The mayor said he was unaware of other missing items.
“But certainly I have concerns,” he said.
The library president, Amy Ryan, said in a statement Wednesday that the library in Copley Square is working closely with police on the investigation and conducting an independent security review and an item-by-item audit of its print collection, which has more than 200,000 pieces.
“It is important that all of the treasures of our collection can be made available to the public now and in the future, and that must be balanced with ensuring their security,” Ryan said.

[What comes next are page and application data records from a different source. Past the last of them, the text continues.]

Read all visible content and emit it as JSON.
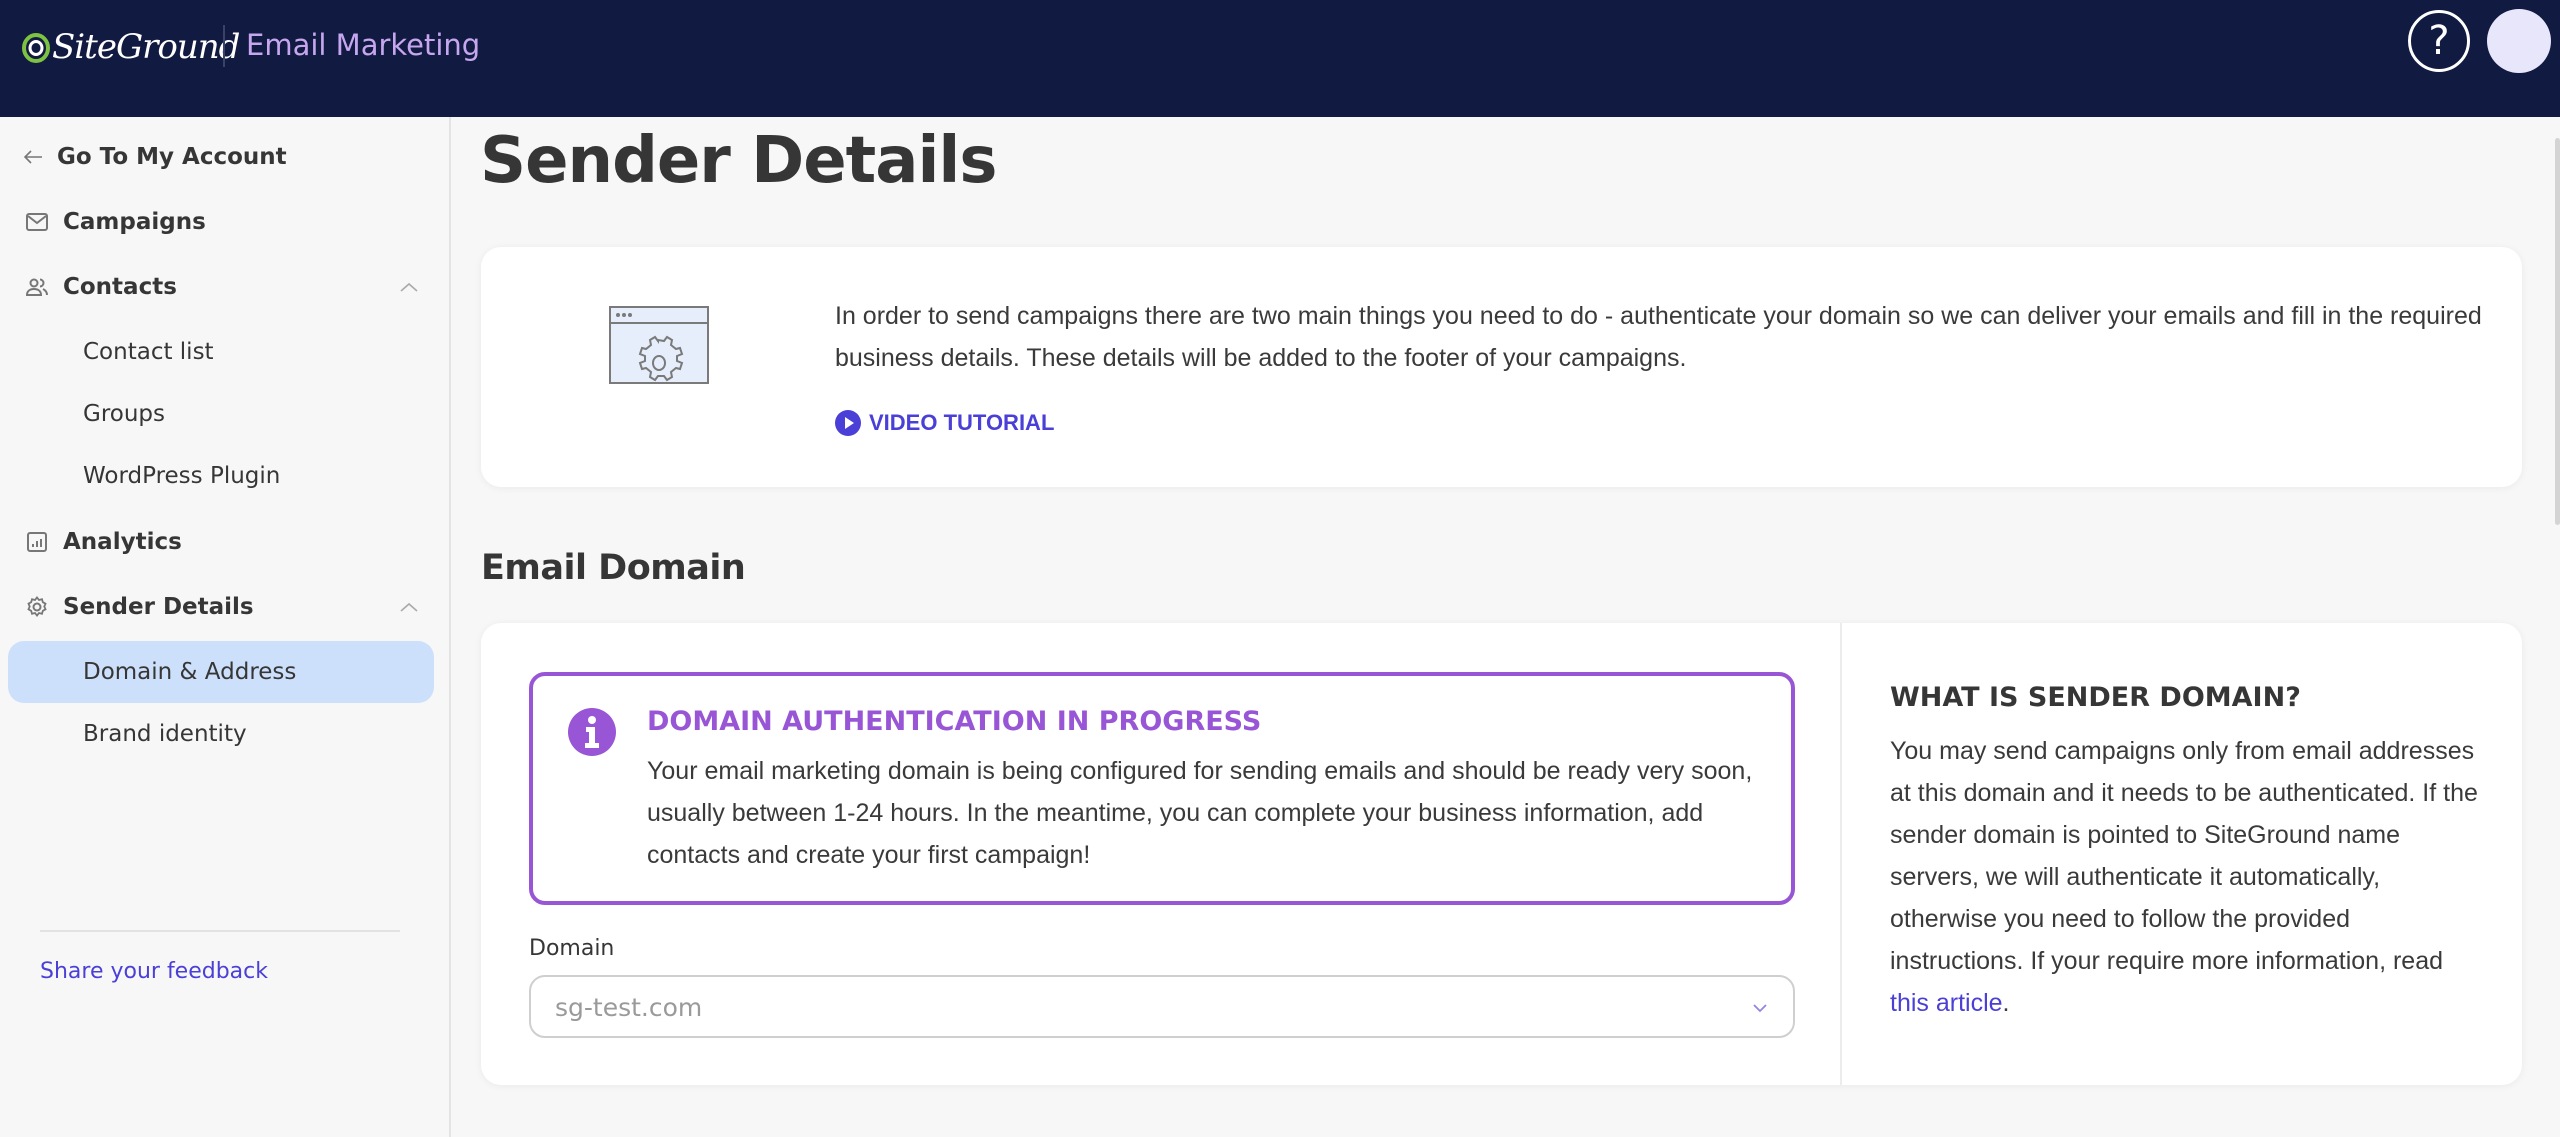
{
  "header": {
    "brand": "SiteGround",
    "app_title": "Email Marketing",
    "help_label": "?",
    "icons": {
      "help": "help-circle-icon",
      "avatar": "user-avatar"
    }
  },
  "sidebar": {
    "back": {
      "label": "Go To My Account",
      "icon": "arrow-left-icon"
    },
    "items": [
      {
        "label": "Campaigns",
        "icon": "envelope-icon"
      },
      {
        "label": "Contacts",
        "icon": "users-icon",
        "expanded": true,
        "children": [
          {
            "label": "Contact list"
          },
          {
            "label": "Groups"
          },
          {
            "label": "WordPress Plugin"
          }
        ]
      },
      {
        "label": "Analytics",
        "icon": "chart-icon"
      },
      {
        "label": "Sender Details",
        "icon": "gear-icon",
        "expanded": true,
        "children": [
          {
            "label": "Domain & Address",
            "active": true
          },
          {
            "label": "Brand identity"
          }
        ]
      }
    ],
    "feedback_link": "Share your feedback"
  },
  "main": {
    "page_title": "Sender Details",
    "intro": {
      "text": "In order to send campaigns there are two main things you need to do - authenticate your domain so we can deliver your emails and fill in the required business details. These details will be added to the footer of your campaigns.",
      "video_link": "VIDEO TUTORIAL"
    },
    "email_domain": {
      "section_title": "Email Domain",
      "alert": {
        "title": "DOMAIN AUTHENTICATION IN PROGRESS",
        "body": "Your email marketing domain is being configured for sending emails and should be ready very soon, usually between 1-24 hours. In the meantime, you can complete your business information, add contacts and create your first campaign!"
      },
      "domain_field": {
        "label": "Domain",
        "value": "sg-test.com"
      },
      "help": {
        "title": "WHAT IS SENDER DOMAIN?",
        "body": "You may send campaigns only from email addresses at this domain and it needs to be authenticated. If the sender domain is pointed to SiteGround name servers, we will authenticate it automatically, otherwise you need to follow the provided instructions. If your require more information, read ",
        "link": "this article",
        "suffix": "."
      }
    }
  },
  "colors": {
    "header_bg": "#111a40",
    "app_title": "#c7a6f0",
    "accent": "#4a3fd6",
    "alert": "#9856d6",
    "active_nav": "#cde0fb"
  }
}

Schuler, the library spokeswoman, offered more details about the sequence of events. She said that when library workers discovered the Dürer missing April 8, they launched a search in locations where the print may have been misfiled.
On April 15, the staff discovered the Rembrandt self-portrait also was missing and notified the police commissioner and the mayor, she said. A police report was filed April 29, and the Boston Police Anti-Corruption Unit launched an investigation.
Jeffrey B. Rudman, chairman of the library’s board of trustees, said in a statement that the trustees have “endless confidence in President Ryan.”
Rudman said that Ryan notified police “when she first knew exactly what artwork was missing,” and that the trustees appreciated the efforts of Ryan and her staff “both in their cooperation with the police and in doing all that they can to maximize the likelihood that we will recover this art.”
Recently, the library enlisted an independent security firm, KCMS Safety and Security Solutions, to work with its staff to assess security systems in the print department and associated collections and to make recommendations for upgrades, Schuler said.
The artwork was stored in a print room that is closed to the public. Patrons who want to view items must complete a card with personal information.
Then, a staff member — roughly 10 to 20 people on staff are authorized to do this — retrieves the items from the print room, which is accessible only via staff elevators.
Rembrandt’s “Self-Portrait With Plumed Cap and Lowered Sabre” (right) is an etching, Albrecht Dürer’s “Adam and Eve” (also known as “The Fall of Man”) an engraving.
PRINTS COURTESY OF THE MUSEUM OF FINE ARTS
Rembrandt’s “Self-Portrait With Plumed Cap and Lowered Sabre” (right) is an etching, Albrecht Dürer’s “Adam and Eve” (also known as “The Fall of Man”) an engraving.
Patrons view the items in a reading room, which is locked and tucked in the rear of the rare books section, past glass cases that hold ancient books. They are not allowed to bring bags into the room, and they are monitored by a librarian.
Paul Crenshaw, an associate professor and chair of Providence College’s art history department, said Dürer, a 16th-century German artist, was the first major artist who dedicated himself to print making. The “Adam and Eve’’ print, he said, is among the best-known of his works.
The Rembrandt self-portrait is one of many done by the artist and far less valuable.
As for why someone chose those two prints from the library’s collection, which includes 30 Rembrandts and 105 by Dürer, Crenshaw said, “It probably tells you that someone knew what they were looking for and took something particular that they wanted.”
Anthony Amore, director of security at the Isabella Stewart Gardner Museum and author of two books on art thefts, said: “Thefts happen at libraries all the time. Most people are unaware that many public libraries have exceptional art collections.”
The Gardner Museum was the site of the biggest art heist in history. The 1990 theft remains under investigation by the FBI, the US attorney’s office, and Amore.
The items stolen from the Boston Public Library would be difficult to sell because it would be easy to determine that they were stolen, Amore said.
“My message to the thieves would be: ‘You have not stolen a picture. You have stolen problems,’ ” Amore said. “The best thing would be to get them back to the library and hope it ends there.”
Shelley Murphy can be reached at shelley.murphy@globe.com. Jan Ransom can be reached at jan.ransom@globe.com.